== Work to complete ==
Every single record needs to be restated word for word.

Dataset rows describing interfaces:
───
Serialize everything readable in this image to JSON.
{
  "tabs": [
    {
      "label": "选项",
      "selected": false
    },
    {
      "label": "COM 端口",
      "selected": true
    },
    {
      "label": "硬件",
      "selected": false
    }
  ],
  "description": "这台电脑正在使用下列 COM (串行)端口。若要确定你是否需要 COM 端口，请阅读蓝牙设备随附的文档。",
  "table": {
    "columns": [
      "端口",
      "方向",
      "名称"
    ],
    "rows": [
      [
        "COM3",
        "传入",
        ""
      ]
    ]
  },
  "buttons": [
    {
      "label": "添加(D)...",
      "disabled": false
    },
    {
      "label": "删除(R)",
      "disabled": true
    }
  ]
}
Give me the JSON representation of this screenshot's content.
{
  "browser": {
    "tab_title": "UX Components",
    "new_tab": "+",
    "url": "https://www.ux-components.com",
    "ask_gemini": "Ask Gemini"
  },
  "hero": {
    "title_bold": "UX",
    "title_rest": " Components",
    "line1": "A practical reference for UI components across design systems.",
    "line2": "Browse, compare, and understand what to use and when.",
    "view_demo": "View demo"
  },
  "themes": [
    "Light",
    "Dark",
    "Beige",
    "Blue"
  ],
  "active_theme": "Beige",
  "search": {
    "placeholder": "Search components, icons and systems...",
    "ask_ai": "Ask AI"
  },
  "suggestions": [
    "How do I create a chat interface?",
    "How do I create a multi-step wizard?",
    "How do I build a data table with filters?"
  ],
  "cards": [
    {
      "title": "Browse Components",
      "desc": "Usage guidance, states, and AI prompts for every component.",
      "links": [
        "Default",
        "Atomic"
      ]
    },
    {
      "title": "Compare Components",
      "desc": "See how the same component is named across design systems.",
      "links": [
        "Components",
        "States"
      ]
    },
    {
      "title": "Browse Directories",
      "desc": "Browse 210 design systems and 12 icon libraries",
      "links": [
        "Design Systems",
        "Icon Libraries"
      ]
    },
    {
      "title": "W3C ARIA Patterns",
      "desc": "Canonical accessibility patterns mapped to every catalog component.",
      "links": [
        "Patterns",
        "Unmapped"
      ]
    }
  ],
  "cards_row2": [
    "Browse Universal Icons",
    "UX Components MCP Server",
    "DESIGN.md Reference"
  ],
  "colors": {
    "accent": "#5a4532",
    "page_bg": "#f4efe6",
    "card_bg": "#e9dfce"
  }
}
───
== Solution to this exercise ==
Serialize everything readable in this image to JSON.
{
  "tabs": [
    {
      "label": "选项",
      "selected": false
    },
    {
      "label": "COM 端口",
      "selected": true
    },
    {
      "label": "硬件",
      "selected": false
    }
  ],
  "description": "这台电脑正在使用下列 COM (串行)端口。若要确定你是否需要 COM 端口，请阅读蓝牙设备随附的文档。",
  "table": {
    "columns": [
      "端口",
      "方向",
      "名称"
    ],
    "rows": [
      [
        "COM3",
        "传入",
        ""
      ]
    ]
  },
  "buttons": [
    {
      "label": "添加(D)...",
      "disabled": false
    },
    {
      "label": "删除(R)",
      "disabled": true
    }
  ]
}
Give me the JSON representation of this screenshot's content.
{
  "browser": {
    "tab_title": "UX Components",
    "new_tab": "+",
    "url": "https://www.ux-components.com",
    "ask_gemini": "Ask Gemini"
  },
  "hero": {
    "title_bold": "UX",
    "title_rest": " Components",
    "line1": "A practical reference for UI components across design systems.",
    "line2": "Browse, compare, and understand what to use and when.",
    "view_demo": "View demo"
  },
  "themes": [
    "Light",
    "Dark",
    "Beige",
    "Blue"
  ],
  "active_theme": "Beige",
  "search": {
    "placeholder": "Search components, icons and systems...",
    "ask_ai": "Ask AI"
  },
  "suggestions": [
    "How do I create a chat interface?",
    "How do I create a multi-step wizard?",
    "How do I build a data table with filters?"
  ],
  "cards": [
    {
      "title": "Browse Components",
      "desc": "Usage guidance, states, and AI prompts for every component.",
      "links": [
        "Default",
        "Atomic"
      ]
    },
    {
      "title": "Compare Components",
      "desc": "See how the same component is named across design systems.",
      "links": [
        "Components",
        "States"
      ]
    },
    {
      "title": "Browse Directories",
      "desc": "Browse 210 design systems and 12 icon libraries",
      "links": [
        "Design Systems",
        "Icon Libraries"
      ]
    },
    {
      "title": "W3C ARIA Patterns",
      "desc": "Canonical accessibility patterns mapped to every catalog component.",
      "links": [
        "Patterns",
        "Unmapped"
      ]
    }
  ],
  "cards_row2": [
    "Browse Universal Icons",
    "UX Components MCP Server",
    "DESIGN.md Reference"
  ],
  "colors": {
    "accent": "#5a4532",
    "page_bg": "#f4efe6",
    "card_bg": "#e9dfce"
  }
}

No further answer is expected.